A future-ready GIC

As part of our continuous drive for enterprise excellence, GIC leverages AI, data analytics, machine learning, and robotic process automation for our day-to-day processes.

With over 1,500 employees, we also reinforce a culture of openness, empathy, and innovation. We are committed to developing our people, providing opportunities for them to learn and grow, and supporting them in taking charge of their own career development.

For instance, GigHub is a platform where GIC employees can collaborate on self-initiated projects outside of their job scope, to improve GIC. Our in-house innovation lab, GIC Labs, creates novel and customised solutions, and undertakes research on tech trends that can be implemented enterprise-wide. Technology specialists are embedded in our investment teams, so that data analytics and insights can be applied for better underwriting and investment decisions. GIC School, our dedicated Learning & Development academy, offers individual and team development programmes to complement on-the-job training.

At the same time, we recognise that effective teams are key to GIC’s success. All managers must live up to a comprehensive, rigorous set of leadership expectations. Teams also undergo curated programmes that facilitiate a high-trust environment built on meaningful relationships, honest conversations, and positive team energy.

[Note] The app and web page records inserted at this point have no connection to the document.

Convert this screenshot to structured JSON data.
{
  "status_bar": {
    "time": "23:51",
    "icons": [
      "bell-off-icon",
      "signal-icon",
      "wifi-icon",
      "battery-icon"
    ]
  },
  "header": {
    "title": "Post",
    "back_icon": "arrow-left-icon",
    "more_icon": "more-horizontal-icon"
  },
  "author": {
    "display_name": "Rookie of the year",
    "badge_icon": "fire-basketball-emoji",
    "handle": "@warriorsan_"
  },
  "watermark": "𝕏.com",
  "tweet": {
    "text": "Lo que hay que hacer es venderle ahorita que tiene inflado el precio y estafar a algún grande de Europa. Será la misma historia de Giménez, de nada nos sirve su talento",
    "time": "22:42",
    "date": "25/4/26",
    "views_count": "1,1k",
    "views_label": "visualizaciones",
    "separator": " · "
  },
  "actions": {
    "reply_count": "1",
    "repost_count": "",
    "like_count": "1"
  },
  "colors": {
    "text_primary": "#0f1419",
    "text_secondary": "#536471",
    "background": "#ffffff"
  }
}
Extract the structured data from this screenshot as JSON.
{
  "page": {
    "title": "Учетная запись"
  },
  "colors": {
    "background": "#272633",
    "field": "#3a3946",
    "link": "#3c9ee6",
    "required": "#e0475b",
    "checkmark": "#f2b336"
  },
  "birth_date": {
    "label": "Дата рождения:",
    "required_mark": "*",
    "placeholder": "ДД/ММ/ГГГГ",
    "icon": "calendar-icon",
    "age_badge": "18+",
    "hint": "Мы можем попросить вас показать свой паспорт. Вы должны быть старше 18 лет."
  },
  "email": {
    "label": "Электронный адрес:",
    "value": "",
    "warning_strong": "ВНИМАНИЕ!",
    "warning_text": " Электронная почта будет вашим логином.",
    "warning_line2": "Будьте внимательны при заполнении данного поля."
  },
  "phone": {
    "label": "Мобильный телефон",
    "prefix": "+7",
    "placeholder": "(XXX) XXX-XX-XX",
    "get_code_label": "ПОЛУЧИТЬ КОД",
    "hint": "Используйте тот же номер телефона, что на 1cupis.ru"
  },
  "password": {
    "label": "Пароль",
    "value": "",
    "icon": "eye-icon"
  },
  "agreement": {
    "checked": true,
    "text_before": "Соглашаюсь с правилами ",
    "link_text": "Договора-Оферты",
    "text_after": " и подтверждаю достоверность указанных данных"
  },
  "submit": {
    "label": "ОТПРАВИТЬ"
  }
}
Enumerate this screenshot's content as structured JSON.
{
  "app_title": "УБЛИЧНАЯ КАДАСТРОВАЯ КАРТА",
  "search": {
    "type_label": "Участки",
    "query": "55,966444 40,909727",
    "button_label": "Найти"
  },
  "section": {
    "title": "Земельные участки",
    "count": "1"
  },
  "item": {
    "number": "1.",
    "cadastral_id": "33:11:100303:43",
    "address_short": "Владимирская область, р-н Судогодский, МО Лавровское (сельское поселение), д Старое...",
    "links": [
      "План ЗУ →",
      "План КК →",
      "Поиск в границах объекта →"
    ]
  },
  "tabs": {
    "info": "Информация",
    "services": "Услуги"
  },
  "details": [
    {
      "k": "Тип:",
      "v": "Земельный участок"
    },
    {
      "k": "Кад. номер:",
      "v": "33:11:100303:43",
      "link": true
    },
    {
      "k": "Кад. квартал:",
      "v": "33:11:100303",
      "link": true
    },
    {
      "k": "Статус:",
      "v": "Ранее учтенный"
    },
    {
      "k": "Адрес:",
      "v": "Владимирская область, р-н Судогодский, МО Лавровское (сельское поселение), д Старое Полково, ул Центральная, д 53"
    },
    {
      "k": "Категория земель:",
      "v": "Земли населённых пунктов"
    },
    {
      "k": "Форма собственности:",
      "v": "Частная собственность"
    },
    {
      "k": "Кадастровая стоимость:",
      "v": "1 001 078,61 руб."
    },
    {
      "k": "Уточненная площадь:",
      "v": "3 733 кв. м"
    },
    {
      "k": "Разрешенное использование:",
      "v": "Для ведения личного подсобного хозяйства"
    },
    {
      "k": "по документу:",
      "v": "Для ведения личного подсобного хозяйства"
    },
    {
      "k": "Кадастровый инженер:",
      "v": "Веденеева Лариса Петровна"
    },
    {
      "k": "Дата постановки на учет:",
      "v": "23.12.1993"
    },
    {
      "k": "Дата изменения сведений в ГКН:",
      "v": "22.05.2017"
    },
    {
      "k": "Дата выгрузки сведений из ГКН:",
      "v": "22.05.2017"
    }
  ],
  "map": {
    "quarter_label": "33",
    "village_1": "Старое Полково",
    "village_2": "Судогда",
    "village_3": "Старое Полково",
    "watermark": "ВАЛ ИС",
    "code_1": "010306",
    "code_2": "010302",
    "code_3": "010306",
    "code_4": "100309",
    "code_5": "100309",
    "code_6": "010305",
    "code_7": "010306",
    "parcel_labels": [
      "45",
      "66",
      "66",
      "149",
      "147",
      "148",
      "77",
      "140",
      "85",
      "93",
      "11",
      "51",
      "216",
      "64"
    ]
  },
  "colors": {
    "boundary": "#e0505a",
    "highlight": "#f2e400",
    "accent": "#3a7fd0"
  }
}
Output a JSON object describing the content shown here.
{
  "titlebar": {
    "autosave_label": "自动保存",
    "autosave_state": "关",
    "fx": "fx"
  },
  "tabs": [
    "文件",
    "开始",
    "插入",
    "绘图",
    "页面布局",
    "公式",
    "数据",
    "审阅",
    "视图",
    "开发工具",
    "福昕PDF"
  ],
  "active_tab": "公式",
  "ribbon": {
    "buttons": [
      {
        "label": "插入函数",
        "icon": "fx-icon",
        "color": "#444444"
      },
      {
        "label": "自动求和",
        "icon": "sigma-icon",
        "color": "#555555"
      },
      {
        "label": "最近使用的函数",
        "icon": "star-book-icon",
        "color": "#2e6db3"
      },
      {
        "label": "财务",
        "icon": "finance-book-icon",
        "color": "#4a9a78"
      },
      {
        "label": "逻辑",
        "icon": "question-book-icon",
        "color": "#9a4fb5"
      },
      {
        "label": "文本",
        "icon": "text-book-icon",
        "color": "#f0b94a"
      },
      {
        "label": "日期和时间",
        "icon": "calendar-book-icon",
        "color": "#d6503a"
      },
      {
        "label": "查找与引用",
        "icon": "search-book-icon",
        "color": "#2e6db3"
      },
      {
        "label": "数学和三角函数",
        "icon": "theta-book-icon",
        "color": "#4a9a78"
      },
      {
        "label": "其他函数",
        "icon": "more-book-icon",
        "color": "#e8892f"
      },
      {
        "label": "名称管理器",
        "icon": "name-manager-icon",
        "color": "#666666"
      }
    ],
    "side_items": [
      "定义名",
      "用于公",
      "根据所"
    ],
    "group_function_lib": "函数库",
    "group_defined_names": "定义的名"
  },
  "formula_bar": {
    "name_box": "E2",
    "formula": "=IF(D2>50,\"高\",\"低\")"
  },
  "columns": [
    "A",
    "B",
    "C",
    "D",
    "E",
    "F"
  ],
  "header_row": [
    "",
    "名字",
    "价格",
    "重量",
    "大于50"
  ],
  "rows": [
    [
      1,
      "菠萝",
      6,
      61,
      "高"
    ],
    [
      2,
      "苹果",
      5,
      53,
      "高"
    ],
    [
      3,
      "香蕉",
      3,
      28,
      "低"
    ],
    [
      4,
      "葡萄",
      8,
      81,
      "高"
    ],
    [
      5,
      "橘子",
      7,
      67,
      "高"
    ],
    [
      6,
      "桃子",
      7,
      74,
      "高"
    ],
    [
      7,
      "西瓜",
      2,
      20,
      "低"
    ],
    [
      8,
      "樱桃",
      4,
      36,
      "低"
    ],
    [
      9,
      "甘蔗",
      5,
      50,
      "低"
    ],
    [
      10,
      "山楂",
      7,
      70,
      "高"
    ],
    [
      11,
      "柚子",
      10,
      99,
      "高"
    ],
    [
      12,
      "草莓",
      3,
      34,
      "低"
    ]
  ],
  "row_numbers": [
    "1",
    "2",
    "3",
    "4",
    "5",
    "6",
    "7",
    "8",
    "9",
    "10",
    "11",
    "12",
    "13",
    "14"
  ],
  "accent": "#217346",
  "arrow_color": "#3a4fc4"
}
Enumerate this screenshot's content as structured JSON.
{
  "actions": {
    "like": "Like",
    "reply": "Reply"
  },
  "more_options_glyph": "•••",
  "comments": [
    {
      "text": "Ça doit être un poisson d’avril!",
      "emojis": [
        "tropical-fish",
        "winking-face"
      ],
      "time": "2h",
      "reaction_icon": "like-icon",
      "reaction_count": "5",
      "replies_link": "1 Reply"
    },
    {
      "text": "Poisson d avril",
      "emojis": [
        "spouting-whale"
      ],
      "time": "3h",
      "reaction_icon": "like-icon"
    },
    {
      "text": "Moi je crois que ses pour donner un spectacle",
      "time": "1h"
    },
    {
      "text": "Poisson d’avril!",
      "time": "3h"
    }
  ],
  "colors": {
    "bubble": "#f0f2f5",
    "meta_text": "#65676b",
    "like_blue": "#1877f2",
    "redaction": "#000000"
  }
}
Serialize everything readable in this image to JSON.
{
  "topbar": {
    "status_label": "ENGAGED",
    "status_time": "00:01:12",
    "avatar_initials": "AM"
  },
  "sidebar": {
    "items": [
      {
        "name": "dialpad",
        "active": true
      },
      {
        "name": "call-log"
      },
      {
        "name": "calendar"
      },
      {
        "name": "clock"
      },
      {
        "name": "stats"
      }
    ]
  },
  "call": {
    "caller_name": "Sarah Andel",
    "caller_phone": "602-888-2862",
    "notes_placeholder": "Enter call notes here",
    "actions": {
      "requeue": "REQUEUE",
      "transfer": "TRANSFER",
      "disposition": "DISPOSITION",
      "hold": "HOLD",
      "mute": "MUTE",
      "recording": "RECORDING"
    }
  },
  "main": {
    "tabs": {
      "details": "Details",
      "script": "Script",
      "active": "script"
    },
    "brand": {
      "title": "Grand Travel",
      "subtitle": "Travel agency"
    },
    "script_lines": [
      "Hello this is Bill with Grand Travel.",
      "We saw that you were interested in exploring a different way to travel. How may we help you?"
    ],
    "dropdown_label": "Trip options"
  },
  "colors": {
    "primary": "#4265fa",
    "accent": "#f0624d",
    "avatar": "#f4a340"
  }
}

Ultimately, automation and digitalisation are here to stay. To adapt to this changing reality, workers need not be fearful of machines. A more constructive way of thinking about this is to consider how humans and machines can add value to each other, with each party’s strengths filling in for the other’s weaknesses.

Together, man and machine have the makings of a formidable alliance.